Copy every record below exactly as it stands.

=====

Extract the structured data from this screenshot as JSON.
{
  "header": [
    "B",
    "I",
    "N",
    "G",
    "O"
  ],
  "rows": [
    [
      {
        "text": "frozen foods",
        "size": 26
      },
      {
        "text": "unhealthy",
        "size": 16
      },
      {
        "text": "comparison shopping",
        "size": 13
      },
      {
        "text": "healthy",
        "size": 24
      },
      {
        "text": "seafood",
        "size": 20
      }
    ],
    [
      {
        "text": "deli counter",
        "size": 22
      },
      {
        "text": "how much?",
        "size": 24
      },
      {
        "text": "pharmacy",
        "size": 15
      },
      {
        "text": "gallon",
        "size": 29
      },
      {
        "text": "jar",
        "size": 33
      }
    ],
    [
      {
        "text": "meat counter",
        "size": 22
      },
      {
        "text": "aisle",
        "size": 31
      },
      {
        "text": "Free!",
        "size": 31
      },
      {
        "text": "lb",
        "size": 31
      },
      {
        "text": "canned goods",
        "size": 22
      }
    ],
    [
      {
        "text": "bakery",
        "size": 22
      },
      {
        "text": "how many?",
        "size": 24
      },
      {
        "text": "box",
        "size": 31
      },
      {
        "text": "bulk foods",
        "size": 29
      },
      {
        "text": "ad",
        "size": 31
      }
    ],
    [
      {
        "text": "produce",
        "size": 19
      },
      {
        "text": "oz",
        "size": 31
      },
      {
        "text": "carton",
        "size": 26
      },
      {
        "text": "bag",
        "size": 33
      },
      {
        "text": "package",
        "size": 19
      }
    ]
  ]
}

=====

■ Problem solution:
Extract the structured data from this screenshot as JSON.
{
  "header": [
    "B",
    "I",
    "N",
    "G",
    "O"
  ],
  "rows": [
    [
      {
        "text": "frozen foods",
        "size": 26
      },
      {
        "text": "unhealthy",
        "size": 16
      },
      {
        "text": "comparison shopping",
        "size": 13
      },
      {
        "text": "healthy",
        "size": 24
      },
      {
        "text": "seafood",
        "size": 20
      }
    ],
    [
      {
        "text": "deli counter",
        "size": 22
      },
      {
        "text": "how much?",
        "size": 24
      },
      {
        "text": "pharmacy",
        "size": 15
      },
      {
        "text": "gallon",
        "size": 29
      },
      {
        "text": "jar",
        "size": 33
      }
    ],
    [
      {
        "text": "meat counter",
        "size": 22
      },
      {
        "text": "aisle",
        "size": 31
      },
      {
        "text": "Free!",
        "size": 31
      },
      {
        "text": "lb",
        "size": 31
      },
      {
        "text": "canned goods",
        "size": 22
      }
    ],
    [
      {
        "text": "bakery",
        "size": 22
      },
      {
        "text": "how many?",
        "size": 24
      },
      {
        "text": "box",
        "size": 31
      },
      {
        "text": "bulk foods",
        "size": 29
      },
      {
        "text": "ad",
        "size": 31
      }
    ],
    [
      {
        "text": "produce",
        "size": 19
      },
      {
        "text": "oz",
        "size": 31
      },
      {
        "text": "carton",
        "size": 26
      },
      {
        "text": "bag",
        "size": 33
      },
      {
        "text": "package",
        "size": 19
      }
    ]
  ]
}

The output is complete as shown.